Heuchera ‘Green Spice’
Photo courtesy Walter’s Gardens

Heucheras have had a makeover. In less than 20 years plant breeders have worked their magic to transform coral bells from unassuming garden stalwarts into garden royalty.

Known for generations for its compact tufts of dull, green leaves topped in summer by plumes of tiny bells, the princely new line of plants looks completely different.

The new varieties come in a fruit salad of foliage colors – plum, peach, chartreuse, citrus, and berry shades of red. Tints of chocolate add the final topping.

Heucheras are native to western North America, but it was a chance seedling with purple foliage found in England that sparked the breeding and selection frenzy in the U.S. and Canada that resulted in the new cultivars.

Heuchera hybridization

Heuchera Georgia Peach

Heuchera ‘Georgia Peach’
Photo courtesy Walter’s Gardens

The seedling that took the plant world by storm was named Heuchera ‘Palace Purple’ and became the Perennial Plant Association’s Plant of the Year in 1991.

It has served as breeding stock for the current crop of colorful, scalloped, frilled and ruffled coral bells to be found at every garden center.

Foliage colors and shapes

The range of foliage colors, leaf shapes and textures is nearly infinite. Leaves may be glossy or velour-like, solid or multi-colored, or washed with silver emphasizing the colors beneath and giving a stained-glass window effect.

Heuchera Obsidian

Heuchera ‘Obsidian’
Photo courtesy Walter’s Gardens

Vein color often contrasts with the leaf surface, as does the color of the leaf underside. It’s no wonder that today gardeners grow Heucheras more for their gorgeous leaves than their flowers.

The plants form mounds that range from 12 to 20 inches wide and tall. Individual plants should be spaced 12 inches apart.

Flower stalks appear in late spring and may repeat bloom in summer. Stalks are wiry, up to 36 inches tall and covered with masses of small bell-like flowers in shades of white, pink, coral or scarlet. The leaves tend to be evergreen in mild climates.

Planting and care tips

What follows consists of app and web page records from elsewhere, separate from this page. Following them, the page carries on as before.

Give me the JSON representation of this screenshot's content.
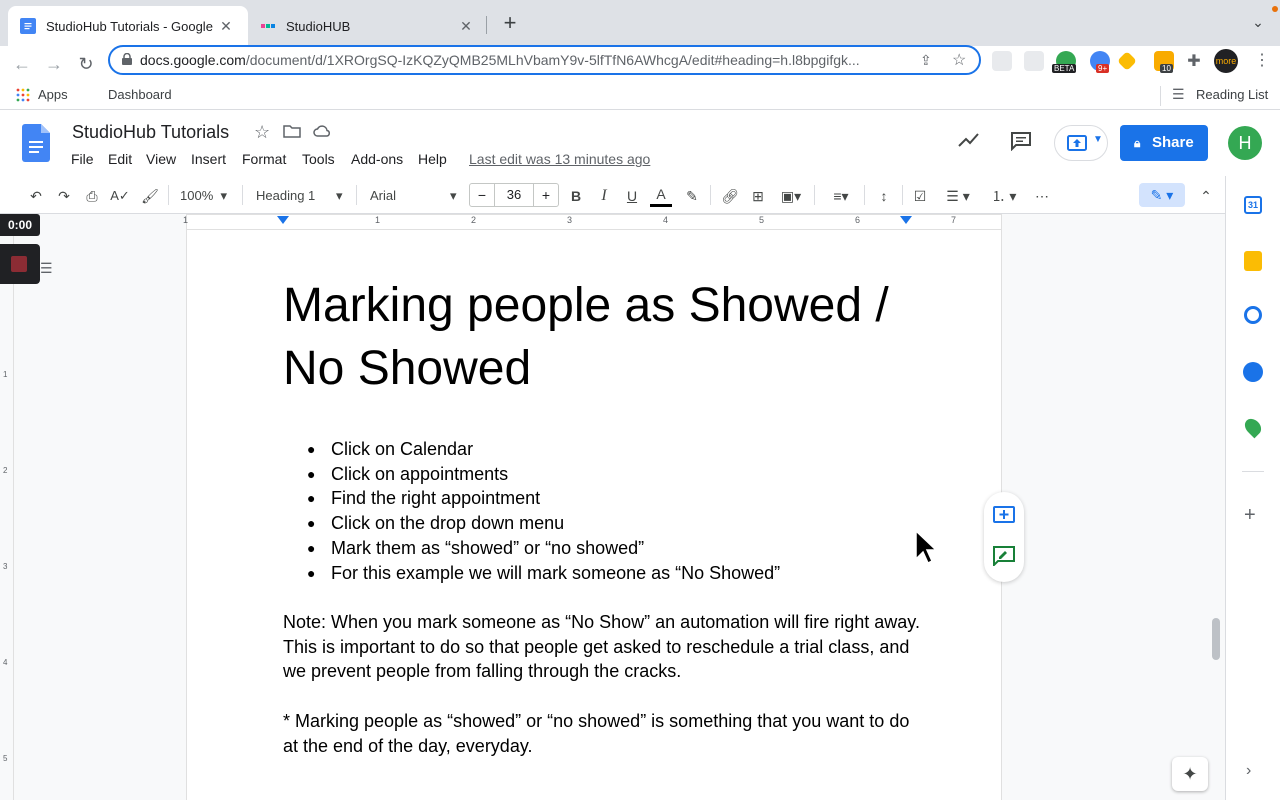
{
  "browser": {
    "tabs": [
      {
        "title": "StudioHub Tutorials - Google D"
      },
      {
        "title": "StudioHUB"
      }
    ],
    "url_host": "docs.google.com",
    "url_path": "/document/d/1XROrgSQ-IzKQZyQMB25MLhVbamY9v-5lfTfN6AWhcgA/edit#heading=h.l8bpgifgk...",
    "ext_badge_beta": "BETA",
    "ext_badge_count": "9+",
    "ext_badge_10": "10",
    "profile_label": "more",
    "bookmarks": {
      "apps": "Apps",
      "dashboard": "Dashboard",
      "reading_list": "Reading List"
    }
  },
  "docs": {
    "title": "StudioHub Tutorials",
    "menu": [
      "File",
      "Edit",
      "View",
      "Insert",
      "Format",
      "Tools",
      "Add-ons",
      "Help"
    ],
    "last_edit": "Last edit was 13 minutes ago",
    "share_label": "Share",
    "avatar_letter": "H",
    "toolbar": {
      "zoom": "100%",
      "style": "Heading 1",
      "font": "Arial",
      "font_size": "36",
      "minus": "−",
      "plus": "+"
    },
    "ruler_marks": [
      "1",
      "1",
      "2",
      "3",
      "4",
      "5",
      "6",
      "7"
    ],
    "vruler_marks": [
      "1",
      "2",
      "3",
      "4",
      "5"
    ],
    "recorder_time": "0:00"
  },
  "document": {
    "heading": "Marking people as Showed / No Showed",
    "bullets": [
      "Click on Calendar",
      "Click on appointments",
      "Find the right appointment",
      "Click on the drop down menu",
      "Mark them as “showed” or “no showed”",
      "For this example we will mark someone as “No Showed”"
    ],
    "note": "Note: When you mark someone as “No Show” an automation will fire right away. This is important to do so that people get asked to reschedule a trial class, and we prevent people from falling through the cracks.",
    "footnote": "* Marking people as “showed” or “no showed” is something that you want to do at the end of the day, everyday."
  },
  "colors": {
    "accent": "#1a73e8",
    "avatar": "#34a853"
  }
}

Heuchera Tiramisu

Heuchera ‘Tiramisu’
Photo courtesy Walter’s Gardens

These hardy perennials thrive in USDA zones 3 to 8. Part shade is a must, along with rich, moist soil and good drainage.

There is a tendency for the plants to frost heave in cold climates, so planting should be done in spring and mulch added in late fall.

Divide about every 3 years by discarding the woody center of the crown and replanting the outer pieces. Foliage tends to look best in spring and fall, especially in the warmer zones.

Place coral bells near the front of the flower bed. They pair well with variegated or Siberian irises, lady’s mantle, astilbes, pumonarias and hostas. They are insect and disease resistant and look lovely in containers.

Choice Heucheras for your garden

Heuchera Plum Pudding

Heuchera ‘Plum Pudding’
Photo: Y. Cunnington

There are hundreds of named cultivars to choose from. A few are listed here to give you an idea of the diversity of this astonishing genus.

H. ‘Caramel’ – Peachy caramel foliage; heat tolerant in southern zones
H. ‘Chocolate Ruffles’ – Intensely purple leaves, deeply cut and ruffled
H. ‘Georgia Peach’ – Peachy orange in spring changing to rose in summer and rose-purple in fall
H. ‘Green Spice’ – Silvery green leaves with purple veins
H. ‘Lime Rickey’ – Chartreuse leaves in spring

Heuchera Marmalade

Heuchera ‘Marmalade’
Photo courtesy Walter’s Gardens

change to bright lime green in summer; have slight ruffle
H. ‘Marmalade’ – Shades of pink and salmon that change over the season
H. ‘Obsidian’ – Smooth, shiny deep purple leaves that are nearly black
H. ‘Persian Carpet’ – Silver foliage with greenish purple veins
H. ‘Plum Pudding’ – Glossy deep purple leaves; more compact than most
H. ‘Stormy Seas’ – Foliage changes from deep silver purple with olive tones in spring to silvery amethyst in summer
H. ‘Tiramisu’ – Very showy; chartreuse foliage with brick red coloration that radiates out from central leaf veins; lightens with slight silver overlay in summer